    Ah, but does that not imply that sexual politics is a zero-sum game, and that one partner or the other inherently has more “control” than the other?

    Look at James Bond. Do we look down upon the women he sleeps with? Generally, I don’t believe we do, because they enter into the encounter voluntarily, with their eyes wide open.

    Pussy Galore has just as much “control” over their encounter as does Bond.

    (We may sometimes feel sorry for them, as in the case of Tatiana in From Russia With Love, because she’s been misled into thinking that Bond loves her, but we certainly don’t think she was “asking for it”.)

    Using a term like “conquest” assumes that the encounter is inherently coercive. Only a cad would admire a man who sees sex as a series of “conquests”.

  16. N.M. Wiedemer

    For generations men have been accused of primarily thinking with their genitals, this year has proven feminism has taught many women to do the same-Equality! You’ve come a long way baby.

  17. Fake John Galt

    Are men even allowed to discuss this subject?  Won’t a man end up in jail for hate speech just for commenting on this subject?

  18. david foster

    An interesting recent book on mind-body interactions is The Hour Between Dog and Wolf, by trader-turned-neurobiology researcher John Coates.

    He suggests a positive feedback loop between testosterone and risk-taking, where successful risk-taking drives higher testosterone levels drive even higher risk-taking, until….and suggests that male traders (or their management) should monitor their T levels and take a break when they get to some threshold.

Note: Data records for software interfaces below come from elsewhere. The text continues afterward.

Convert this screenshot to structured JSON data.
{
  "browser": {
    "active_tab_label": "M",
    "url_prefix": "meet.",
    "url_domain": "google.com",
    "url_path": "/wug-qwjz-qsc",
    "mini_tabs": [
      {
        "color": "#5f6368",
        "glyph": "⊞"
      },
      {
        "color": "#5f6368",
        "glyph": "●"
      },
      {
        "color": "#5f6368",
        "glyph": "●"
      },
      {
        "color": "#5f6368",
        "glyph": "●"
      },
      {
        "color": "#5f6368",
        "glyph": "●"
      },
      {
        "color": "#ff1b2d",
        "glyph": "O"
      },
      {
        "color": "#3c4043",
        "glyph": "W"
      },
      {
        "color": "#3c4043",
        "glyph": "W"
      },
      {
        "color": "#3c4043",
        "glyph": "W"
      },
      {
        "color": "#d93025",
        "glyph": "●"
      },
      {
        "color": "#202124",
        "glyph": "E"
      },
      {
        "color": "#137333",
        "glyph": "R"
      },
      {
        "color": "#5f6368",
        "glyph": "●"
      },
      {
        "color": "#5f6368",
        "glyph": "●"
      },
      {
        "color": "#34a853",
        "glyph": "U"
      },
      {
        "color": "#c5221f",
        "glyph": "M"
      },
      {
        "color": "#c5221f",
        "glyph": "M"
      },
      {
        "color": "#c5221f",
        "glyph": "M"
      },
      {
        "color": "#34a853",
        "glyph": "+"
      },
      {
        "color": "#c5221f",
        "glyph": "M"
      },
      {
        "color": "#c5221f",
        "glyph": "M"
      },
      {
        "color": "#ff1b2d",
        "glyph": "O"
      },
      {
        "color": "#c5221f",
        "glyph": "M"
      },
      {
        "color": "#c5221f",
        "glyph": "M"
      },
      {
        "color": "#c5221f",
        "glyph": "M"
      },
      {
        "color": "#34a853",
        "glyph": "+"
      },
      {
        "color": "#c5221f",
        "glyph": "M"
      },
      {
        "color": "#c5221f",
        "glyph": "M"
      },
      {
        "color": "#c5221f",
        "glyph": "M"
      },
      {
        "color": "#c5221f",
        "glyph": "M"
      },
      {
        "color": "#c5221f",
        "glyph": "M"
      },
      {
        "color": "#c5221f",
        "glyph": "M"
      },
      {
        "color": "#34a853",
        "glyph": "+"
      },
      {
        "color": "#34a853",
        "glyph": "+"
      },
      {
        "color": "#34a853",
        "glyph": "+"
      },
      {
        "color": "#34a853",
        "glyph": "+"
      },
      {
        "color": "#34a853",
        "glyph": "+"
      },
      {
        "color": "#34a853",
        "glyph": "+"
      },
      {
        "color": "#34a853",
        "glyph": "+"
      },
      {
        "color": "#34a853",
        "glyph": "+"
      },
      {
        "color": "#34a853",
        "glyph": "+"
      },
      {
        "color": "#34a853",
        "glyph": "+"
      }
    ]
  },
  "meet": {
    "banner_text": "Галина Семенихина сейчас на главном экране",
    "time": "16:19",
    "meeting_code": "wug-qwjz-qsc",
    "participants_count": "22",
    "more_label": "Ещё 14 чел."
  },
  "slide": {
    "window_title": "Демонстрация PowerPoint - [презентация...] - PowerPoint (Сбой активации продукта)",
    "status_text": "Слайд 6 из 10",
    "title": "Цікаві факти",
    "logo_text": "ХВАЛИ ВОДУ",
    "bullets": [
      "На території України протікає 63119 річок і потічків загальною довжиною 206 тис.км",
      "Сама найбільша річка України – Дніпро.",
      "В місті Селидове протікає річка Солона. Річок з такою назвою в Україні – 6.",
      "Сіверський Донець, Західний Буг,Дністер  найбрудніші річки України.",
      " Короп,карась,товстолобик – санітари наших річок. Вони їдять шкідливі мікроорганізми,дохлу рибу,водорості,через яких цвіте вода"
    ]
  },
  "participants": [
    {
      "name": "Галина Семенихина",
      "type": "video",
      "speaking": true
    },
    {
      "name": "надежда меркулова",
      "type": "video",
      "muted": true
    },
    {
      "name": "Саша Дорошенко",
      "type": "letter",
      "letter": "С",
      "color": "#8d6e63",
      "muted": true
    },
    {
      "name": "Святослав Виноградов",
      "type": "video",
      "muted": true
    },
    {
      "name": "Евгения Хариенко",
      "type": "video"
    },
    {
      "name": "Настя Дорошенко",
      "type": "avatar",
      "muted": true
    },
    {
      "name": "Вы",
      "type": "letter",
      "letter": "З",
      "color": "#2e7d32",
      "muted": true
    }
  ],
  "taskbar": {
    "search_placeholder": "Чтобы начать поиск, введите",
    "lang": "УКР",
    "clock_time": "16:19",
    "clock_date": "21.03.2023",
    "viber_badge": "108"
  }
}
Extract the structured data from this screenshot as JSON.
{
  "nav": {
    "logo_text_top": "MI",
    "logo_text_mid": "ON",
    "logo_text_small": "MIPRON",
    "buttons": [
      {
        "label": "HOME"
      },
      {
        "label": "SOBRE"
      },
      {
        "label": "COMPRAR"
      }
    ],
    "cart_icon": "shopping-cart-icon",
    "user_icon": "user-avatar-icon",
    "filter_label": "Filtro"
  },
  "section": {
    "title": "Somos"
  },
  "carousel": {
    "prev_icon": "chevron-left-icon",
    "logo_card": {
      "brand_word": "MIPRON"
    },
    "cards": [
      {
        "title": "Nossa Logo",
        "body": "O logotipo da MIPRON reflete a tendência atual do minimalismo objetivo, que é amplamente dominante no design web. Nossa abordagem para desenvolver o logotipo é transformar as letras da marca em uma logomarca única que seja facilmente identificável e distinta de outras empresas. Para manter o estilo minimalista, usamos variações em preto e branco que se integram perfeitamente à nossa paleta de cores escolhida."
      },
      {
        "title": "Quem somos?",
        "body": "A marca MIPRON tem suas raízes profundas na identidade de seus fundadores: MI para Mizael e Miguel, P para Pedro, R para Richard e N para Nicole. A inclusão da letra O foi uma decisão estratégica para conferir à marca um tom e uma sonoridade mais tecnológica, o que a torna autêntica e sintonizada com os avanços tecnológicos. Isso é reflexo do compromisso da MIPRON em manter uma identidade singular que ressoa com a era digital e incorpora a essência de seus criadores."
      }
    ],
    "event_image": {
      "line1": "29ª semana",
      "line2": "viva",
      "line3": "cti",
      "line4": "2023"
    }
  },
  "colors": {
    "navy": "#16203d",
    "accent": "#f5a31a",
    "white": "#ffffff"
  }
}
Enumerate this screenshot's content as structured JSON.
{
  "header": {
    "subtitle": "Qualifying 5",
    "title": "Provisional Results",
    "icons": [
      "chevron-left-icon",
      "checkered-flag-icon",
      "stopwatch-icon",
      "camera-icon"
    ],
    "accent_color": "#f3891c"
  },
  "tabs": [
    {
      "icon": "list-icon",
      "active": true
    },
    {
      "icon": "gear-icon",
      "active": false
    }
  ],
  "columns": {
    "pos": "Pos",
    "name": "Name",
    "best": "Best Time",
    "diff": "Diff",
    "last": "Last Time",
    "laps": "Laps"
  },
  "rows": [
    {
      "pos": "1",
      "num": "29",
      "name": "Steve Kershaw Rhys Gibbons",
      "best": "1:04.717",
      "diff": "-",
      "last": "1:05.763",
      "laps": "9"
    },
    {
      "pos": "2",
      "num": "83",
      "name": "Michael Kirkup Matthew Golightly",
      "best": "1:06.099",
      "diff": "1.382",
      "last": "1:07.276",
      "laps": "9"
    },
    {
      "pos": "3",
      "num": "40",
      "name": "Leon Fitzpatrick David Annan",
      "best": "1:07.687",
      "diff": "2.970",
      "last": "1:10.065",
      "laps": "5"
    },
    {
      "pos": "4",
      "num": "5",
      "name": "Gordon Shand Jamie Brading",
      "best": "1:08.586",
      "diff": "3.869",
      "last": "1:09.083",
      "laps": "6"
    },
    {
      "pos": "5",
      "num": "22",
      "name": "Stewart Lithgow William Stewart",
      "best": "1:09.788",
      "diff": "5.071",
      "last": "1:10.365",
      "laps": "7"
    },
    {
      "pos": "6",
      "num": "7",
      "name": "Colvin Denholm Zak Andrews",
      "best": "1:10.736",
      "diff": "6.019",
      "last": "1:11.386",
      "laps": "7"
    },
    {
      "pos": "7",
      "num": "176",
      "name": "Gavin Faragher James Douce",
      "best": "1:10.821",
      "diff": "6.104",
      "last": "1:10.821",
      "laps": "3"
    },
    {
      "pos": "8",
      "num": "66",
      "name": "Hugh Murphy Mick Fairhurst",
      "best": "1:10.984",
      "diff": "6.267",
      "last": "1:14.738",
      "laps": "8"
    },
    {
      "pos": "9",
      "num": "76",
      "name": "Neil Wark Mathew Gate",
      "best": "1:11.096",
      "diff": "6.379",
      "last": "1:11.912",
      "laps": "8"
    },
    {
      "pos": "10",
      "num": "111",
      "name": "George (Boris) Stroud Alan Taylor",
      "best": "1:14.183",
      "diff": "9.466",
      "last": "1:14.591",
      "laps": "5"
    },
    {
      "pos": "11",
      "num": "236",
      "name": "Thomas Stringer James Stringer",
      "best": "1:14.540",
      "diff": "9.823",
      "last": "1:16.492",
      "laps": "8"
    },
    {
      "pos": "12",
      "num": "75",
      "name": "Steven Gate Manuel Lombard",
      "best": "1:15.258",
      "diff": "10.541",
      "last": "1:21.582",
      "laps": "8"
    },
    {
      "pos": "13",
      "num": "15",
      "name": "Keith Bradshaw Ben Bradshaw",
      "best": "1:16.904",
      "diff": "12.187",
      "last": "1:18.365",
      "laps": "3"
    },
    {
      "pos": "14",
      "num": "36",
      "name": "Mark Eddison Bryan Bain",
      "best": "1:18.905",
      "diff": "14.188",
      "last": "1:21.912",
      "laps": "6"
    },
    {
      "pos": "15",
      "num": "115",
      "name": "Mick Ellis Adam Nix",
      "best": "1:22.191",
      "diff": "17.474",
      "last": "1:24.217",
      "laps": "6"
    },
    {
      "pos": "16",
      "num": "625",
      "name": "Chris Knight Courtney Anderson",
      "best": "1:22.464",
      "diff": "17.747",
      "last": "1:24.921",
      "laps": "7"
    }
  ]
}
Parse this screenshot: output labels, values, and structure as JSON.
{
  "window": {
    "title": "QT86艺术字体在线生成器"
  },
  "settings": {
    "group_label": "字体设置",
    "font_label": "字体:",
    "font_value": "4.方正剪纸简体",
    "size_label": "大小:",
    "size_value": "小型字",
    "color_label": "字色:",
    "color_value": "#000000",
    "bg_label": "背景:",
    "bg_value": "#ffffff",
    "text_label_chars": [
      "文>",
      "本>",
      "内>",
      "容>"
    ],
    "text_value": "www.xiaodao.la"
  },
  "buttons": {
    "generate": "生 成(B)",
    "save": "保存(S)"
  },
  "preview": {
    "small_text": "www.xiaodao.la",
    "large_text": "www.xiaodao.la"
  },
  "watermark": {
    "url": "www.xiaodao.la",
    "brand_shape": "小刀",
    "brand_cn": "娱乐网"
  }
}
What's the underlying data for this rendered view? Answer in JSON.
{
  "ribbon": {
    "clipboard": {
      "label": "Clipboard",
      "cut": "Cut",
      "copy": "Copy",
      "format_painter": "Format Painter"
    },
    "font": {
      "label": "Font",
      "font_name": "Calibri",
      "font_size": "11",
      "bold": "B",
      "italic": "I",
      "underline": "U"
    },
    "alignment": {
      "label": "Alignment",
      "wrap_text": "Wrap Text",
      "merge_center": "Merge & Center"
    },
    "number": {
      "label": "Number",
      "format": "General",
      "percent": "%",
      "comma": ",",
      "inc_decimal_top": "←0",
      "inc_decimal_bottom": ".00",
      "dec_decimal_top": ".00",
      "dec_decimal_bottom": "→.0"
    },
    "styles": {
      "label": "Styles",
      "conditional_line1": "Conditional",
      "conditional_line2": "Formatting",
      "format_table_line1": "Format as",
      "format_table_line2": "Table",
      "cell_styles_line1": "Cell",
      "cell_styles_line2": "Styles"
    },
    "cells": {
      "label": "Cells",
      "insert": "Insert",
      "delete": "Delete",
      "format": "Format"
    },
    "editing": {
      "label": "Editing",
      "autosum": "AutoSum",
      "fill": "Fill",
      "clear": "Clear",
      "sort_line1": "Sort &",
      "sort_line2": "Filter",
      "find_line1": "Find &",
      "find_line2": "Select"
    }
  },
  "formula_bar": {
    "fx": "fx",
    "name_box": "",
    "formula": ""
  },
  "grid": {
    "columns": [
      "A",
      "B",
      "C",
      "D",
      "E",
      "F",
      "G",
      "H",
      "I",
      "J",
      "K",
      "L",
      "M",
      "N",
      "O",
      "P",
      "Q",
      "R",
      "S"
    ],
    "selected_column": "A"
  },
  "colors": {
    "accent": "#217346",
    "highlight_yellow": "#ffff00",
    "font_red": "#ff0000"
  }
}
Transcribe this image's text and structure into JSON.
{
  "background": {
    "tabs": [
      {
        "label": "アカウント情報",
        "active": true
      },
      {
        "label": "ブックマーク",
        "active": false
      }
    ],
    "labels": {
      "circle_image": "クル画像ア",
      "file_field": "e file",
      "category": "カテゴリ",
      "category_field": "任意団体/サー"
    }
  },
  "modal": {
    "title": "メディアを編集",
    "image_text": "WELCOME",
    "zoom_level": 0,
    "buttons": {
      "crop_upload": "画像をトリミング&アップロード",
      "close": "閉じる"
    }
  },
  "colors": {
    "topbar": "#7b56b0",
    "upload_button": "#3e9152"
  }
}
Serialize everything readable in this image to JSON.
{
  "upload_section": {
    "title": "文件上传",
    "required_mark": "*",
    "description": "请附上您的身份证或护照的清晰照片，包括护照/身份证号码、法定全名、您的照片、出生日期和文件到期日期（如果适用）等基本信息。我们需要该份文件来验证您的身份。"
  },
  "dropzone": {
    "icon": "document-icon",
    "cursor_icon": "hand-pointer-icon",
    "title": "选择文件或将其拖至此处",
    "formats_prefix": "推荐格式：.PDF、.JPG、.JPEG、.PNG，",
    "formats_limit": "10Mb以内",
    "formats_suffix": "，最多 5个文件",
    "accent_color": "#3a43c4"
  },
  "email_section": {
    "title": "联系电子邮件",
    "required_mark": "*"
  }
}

    He also addresses the issue of why there aren’t more female traders, and is dismissive of the usual argument that they’re too turned off by male trader sexism and general rowdiness…pointing out that there are lots of female *sales* people in that same rowdy trading-floor environment. Daring feminist fury, he suggests that females aren’t as good at the very fast decision-making required of a trader, but are equally good or perhaps better at the longer-time-constant decision-making required of an investment manager…then goes on to say that the former disadvantage doesn’t matter all that much anyhow since trading will increasingly be done in milliseconds by algorithms.

  19. Misthiocracy
    EJHill: Forgive my crassness, but if a third party KNOWS how many people a woman (or for that matter, a man) is sleeping with then they deserve to be called for what they are.

    Another point: You write, “is sleeping with,” not, “has slept with.” There is a difference.

  20. J. D. Fitzpatrick

    While the responses of these women to science is upsetting, it’s important to remember is that women really have advanced quite a bit since, say, Roman times: 

    But most intolerable of all is the woman who as soon as she has sat down to dinner commends Virgil, pardons the dying Dido, and pits the poets against each other, putting Virgil in the one scale and Homer in the other. The grammarians make way before her; the rhetoricians give in; the whole crowd is silenced: no lawyer, no auctioneer will get a word in, no, nor any other woman; so torrential is her speech that you would think that all the pots and bells were being clashed together. … She lays down definitions, and discourses on morals, like a philosopher; thirsting to be deemed both wise and eloquent …

    –Juvenal, Satire VI